BMW did a study into what type of driving saves the most fuel. They tried 1. accelerate rapidly to the desired speed and maintain. 2. accelerate beyond the desired speed and coast back down to it. 3. Drive like a granny (my apologies to all the grannies out there) ie. accelerate slowly to the desired speed. They found that No. 1 on average offered the best fuel consumption. This was of course for a conventional ICE. This makes a lot of sense when you think about it. It would be interesting to see this done for pure EV's and Hybrids to see whether there are differences
Etmax - yes this make perfect sense (within limits)! Higher speed definitely uses more fuel. However, at low loads ICE's waste a lot of energy via pumping losses across the throttle plate (efficiency plummets). The most efficient throttle setting is usually about 3/4 open throttle - where these losses are minimized, but "power enrichment" fuel mode has not started to add more fuel.
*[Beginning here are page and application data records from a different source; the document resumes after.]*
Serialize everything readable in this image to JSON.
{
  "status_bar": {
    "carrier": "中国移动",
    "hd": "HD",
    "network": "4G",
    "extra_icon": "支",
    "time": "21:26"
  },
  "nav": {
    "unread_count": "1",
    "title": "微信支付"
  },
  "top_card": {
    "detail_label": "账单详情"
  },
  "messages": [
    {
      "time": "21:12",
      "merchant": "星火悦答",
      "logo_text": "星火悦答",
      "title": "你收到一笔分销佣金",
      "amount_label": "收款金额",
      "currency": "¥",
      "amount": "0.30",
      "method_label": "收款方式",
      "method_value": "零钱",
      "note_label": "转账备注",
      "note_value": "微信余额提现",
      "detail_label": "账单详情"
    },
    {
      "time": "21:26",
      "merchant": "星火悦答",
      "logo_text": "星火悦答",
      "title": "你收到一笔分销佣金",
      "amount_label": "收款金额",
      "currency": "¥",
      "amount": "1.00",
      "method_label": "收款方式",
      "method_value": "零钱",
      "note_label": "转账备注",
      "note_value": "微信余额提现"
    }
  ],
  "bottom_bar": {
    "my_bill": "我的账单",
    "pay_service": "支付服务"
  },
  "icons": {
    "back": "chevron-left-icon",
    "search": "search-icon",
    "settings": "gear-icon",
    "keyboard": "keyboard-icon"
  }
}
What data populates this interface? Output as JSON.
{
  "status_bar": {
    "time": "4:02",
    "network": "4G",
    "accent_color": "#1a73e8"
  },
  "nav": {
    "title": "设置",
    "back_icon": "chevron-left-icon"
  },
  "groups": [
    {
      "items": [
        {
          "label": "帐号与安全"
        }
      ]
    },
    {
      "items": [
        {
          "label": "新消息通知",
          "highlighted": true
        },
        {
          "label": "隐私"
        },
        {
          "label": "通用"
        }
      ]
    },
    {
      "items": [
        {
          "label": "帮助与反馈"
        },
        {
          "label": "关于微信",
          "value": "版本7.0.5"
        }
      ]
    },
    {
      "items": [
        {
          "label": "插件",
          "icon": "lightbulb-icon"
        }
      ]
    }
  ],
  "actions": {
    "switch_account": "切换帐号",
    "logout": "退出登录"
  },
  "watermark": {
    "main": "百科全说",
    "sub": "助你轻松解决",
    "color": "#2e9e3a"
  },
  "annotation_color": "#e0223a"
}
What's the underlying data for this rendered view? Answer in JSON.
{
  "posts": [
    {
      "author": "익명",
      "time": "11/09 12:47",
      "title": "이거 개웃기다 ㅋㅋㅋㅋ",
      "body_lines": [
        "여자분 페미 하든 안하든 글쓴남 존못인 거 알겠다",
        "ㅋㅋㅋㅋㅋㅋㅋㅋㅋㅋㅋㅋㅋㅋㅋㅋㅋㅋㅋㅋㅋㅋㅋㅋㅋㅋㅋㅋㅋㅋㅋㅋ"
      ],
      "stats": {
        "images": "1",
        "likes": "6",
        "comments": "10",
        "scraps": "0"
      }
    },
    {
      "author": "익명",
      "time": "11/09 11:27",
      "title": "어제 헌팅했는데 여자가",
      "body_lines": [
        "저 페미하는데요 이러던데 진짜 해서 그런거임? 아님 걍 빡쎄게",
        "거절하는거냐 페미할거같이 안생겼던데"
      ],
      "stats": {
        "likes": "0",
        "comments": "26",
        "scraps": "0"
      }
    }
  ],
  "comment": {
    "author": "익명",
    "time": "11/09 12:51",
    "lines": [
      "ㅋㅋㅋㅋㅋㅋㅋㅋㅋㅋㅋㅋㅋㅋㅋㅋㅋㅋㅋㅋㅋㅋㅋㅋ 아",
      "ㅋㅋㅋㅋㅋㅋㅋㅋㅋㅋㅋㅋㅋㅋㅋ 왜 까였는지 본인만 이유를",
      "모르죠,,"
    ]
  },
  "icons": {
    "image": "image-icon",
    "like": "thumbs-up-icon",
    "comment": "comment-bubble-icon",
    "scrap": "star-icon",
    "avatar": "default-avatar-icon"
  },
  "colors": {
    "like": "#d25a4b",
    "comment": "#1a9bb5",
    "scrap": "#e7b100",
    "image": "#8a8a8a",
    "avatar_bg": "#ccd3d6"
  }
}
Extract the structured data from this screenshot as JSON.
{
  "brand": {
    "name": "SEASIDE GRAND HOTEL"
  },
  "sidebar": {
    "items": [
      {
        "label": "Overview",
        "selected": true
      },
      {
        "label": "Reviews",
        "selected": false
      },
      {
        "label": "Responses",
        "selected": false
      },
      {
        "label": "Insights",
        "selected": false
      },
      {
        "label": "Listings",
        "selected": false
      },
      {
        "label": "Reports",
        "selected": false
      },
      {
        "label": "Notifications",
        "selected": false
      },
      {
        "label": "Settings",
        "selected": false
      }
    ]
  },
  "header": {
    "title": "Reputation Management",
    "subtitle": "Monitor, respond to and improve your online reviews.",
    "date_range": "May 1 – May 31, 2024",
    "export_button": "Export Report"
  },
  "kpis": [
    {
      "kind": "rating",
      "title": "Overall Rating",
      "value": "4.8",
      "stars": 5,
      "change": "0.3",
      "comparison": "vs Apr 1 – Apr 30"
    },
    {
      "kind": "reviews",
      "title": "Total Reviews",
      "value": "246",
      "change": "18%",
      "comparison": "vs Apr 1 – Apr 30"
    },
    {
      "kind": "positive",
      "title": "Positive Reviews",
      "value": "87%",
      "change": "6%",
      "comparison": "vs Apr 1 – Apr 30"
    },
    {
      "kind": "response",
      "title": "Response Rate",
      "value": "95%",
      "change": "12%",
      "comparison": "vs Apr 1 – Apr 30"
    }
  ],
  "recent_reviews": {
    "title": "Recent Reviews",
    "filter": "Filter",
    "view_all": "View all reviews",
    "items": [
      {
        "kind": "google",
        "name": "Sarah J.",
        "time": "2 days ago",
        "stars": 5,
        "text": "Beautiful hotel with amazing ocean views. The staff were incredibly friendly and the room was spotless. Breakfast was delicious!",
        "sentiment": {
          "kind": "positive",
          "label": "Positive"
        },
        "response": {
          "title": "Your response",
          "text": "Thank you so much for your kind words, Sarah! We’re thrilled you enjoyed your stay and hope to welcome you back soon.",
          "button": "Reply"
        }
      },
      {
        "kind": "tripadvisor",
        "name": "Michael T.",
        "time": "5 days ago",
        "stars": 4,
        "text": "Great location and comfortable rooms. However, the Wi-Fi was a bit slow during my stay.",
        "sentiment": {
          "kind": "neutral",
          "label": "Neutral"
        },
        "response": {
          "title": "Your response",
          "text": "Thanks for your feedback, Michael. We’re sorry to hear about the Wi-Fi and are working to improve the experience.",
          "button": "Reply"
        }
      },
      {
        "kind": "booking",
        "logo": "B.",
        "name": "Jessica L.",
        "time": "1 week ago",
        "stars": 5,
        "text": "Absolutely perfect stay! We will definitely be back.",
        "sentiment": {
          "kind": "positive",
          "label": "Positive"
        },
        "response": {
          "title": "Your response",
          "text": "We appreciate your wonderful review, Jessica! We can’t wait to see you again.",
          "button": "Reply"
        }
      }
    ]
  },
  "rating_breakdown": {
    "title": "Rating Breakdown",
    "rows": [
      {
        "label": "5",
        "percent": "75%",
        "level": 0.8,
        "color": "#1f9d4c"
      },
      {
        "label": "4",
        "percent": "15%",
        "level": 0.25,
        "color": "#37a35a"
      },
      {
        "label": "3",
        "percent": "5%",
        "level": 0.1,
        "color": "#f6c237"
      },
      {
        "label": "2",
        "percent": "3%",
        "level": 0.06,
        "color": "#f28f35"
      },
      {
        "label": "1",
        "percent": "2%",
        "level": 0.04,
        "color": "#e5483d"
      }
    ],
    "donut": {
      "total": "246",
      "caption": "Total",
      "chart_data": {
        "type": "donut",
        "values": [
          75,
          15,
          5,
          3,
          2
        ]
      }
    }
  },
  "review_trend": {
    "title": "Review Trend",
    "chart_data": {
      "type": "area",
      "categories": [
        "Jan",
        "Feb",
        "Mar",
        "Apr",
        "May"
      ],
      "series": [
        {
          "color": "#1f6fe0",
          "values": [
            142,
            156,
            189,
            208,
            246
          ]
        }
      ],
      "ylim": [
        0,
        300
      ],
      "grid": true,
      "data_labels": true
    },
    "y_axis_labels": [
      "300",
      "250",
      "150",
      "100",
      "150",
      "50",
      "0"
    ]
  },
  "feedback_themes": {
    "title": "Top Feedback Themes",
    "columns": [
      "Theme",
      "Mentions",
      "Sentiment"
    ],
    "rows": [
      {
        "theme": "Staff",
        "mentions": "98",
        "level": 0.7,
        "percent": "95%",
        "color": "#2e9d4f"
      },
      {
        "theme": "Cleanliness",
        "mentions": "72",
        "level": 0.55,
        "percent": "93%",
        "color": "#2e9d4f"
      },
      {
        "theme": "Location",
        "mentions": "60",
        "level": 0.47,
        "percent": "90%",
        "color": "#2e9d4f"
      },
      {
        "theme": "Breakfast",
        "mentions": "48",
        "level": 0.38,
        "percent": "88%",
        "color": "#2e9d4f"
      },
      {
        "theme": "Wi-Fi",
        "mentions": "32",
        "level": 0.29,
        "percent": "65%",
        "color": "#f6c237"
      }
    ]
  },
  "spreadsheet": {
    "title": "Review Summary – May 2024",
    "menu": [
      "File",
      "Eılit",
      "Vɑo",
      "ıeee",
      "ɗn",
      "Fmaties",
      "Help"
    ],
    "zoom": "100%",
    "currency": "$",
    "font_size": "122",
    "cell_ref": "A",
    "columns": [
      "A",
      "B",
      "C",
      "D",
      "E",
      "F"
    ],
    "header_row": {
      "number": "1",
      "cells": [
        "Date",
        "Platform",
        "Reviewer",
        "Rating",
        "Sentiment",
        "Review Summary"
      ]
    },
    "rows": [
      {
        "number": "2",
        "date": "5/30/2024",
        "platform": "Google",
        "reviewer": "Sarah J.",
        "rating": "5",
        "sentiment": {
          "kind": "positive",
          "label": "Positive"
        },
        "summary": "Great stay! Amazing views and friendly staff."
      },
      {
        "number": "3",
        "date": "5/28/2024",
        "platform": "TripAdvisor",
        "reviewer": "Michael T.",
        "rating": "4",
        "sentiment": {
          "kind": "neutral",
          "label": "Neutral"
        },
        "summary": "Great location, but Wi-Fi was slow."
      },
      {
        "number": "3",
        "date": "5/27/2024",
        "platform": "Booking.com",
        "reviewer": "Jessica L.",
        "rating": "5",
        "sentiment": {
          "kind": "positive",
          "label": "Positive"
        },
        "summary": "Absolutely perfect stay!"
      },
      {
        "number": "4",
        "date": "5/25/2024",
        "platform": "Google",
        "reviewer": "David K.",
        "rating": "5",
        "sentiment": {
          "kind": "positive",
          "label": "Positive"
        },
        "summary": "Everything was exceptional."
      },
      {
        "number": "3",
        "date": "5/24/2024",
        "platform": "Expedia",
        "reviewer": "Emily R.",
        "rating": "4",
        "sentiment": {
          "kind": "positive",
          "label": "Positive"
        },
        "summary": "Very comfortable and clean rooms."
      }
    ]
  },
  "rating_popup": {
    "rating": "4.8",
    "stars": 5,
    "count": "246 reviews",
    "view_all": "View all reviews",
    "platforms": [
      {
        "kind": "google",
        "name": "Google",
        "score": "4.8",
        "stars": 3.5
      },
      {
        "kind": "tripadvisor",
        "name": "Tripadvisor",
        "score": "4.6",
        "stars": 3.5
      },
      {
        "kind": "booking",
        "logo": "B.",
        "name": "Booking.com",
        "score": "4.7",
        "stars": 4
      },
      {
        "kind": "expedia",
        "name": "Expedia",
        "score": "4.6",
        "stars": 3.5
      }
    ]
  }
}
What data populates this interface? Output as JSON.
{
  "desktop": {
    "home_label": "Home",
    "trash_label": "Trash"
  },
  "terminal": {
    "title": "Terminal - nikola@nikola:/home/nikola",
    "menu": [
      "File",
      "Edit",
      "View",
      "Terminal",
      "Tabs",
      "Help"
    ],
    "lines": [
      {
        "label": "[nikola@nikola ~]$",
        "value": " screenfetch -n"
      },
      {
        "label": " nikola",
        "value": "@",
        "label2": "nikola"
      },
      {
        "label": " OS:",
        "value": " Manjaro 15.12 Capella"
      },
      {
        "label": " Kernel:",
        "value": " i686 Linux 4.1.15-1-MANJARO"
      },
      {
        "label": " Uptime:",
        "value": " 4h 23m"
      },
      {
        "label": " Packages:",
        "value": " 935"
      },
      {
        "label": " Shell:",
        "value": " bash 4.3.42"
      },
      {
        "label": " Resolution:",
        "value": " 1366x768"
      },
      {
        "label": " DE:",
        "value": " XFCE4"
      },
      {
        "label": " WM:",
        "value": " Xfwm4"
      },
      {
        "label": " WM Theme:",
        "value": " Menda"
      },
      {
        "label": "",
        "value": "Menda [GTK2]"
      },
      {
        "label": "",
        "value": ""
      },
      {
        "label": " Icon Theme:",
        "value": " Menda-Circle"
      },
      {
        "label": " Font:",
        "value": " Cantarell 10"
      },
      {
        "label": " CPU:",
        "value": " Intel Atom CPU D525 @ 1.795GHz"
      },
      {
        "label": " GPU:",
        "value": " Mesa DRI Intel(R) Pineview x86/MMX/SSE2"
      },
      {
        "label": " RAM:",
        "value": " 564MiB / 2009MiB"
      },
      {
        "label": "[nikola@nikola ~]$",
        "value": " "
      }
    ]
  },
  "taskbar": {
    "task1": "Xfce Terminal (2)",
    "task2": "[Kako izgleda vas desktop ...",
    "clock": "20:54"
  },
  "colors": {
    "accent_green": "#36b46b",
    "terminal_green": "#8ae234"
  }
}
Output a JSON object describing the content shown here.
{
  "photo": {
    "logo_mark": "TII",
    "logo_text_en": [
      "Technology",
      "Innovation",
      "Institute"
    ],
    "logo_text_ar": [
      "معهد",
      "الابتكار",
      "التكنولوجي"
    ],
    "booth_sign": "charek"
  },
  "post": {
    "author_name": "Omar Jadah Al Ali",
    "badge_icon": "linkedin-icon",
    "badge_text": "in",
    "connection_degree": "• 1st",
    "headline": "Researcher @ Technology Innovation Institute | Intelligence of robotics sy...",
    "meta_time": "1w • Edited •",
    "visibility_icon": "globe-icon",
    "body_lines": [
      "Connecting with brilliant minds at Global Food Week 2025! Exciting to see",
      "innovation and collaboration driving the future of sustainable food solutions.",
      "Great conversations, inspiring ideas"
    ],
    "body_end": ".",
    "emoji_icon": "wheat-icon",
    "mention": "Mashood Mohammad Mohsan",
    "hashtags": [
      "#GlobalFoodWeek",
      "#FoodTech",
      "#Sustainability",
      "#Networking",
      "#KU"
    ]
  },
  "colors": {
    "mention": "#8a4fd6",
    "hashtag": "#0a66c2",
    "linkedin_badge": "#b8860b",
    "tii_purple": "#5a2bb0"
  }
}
So... moderate accel + constant speed would seem to be optimum. In fact, most ICE "Eco-Marathon" competition vehicles have no throttle, and just accelerate / coastdown repeatedly. ICE's don't throttle-down efficiently (but diesels are much better in this regard !) see: http://en.wikipedia.org/wiki/Eco-marathon
For more detailed data and discussions on related topics - try checking out the blog of the 100 MPG automotive X-Prize winner (Edison2). This car used an ICE (burning E85) and beat all the electric vehicles in its class (even though the rules actually favored EV's): www.edison2.com/blog
It's fine and dandy to be satisfied that the Chevy Volt "works," but I would think that engineers ought to be curious, and ask "how"?
Did you guys listen to this?
The GM powertrain engineer uses a bit of techno-babble, if you ask me, saying that the engine must always "react against" an electric motor. Whatever that means. But what it comes down to, wading through the fog bank, seems to be this: The two electric motors have their outputs combined by a planetary gear arrangement, to reach the wheels. The internal combustion engine ALSO feeds this planetary gear arrangement directly, i.e. mechanically. However, the electric motors must remain engaged even when mechanical power from the engine is mechanically feeding that planetary gear arrangement. (E.g., is one of the motors acting as a generator at this time? Probably that's all "react against" means.)
To me, sorry Chevy, this makes the car a plug-in hybrid. Not saying this is bad, not saying the design tradeoff was not well thought out, just saying it ain't a pure electric car. Notice how the engineer defines it as an electric car, more than once, only by mentioning the first 40 miles of driving.
At relatively how output, internal combustion engines become most efficient. So okay, that's why they did it this way. I'm hoping for fuel cells to become feasible soon.
What are the engineering and design challenges in creating successful IoT devices? These devices are usually small, resource-constrained electronics designed to sense, collect, send, and/or interpret data. Some of the devices need to be smart enough to act upon data in real time, 24/7. Are the design challenges the same as with embedded systems, but with a little developer- and IT-skills added in? What do engineers need to know? Rick Merritt talks with two experts about the tools and best options for designing IoT devices in 2016. Specifically the guests will discuss sensors, security, and lessons from IoT deployments.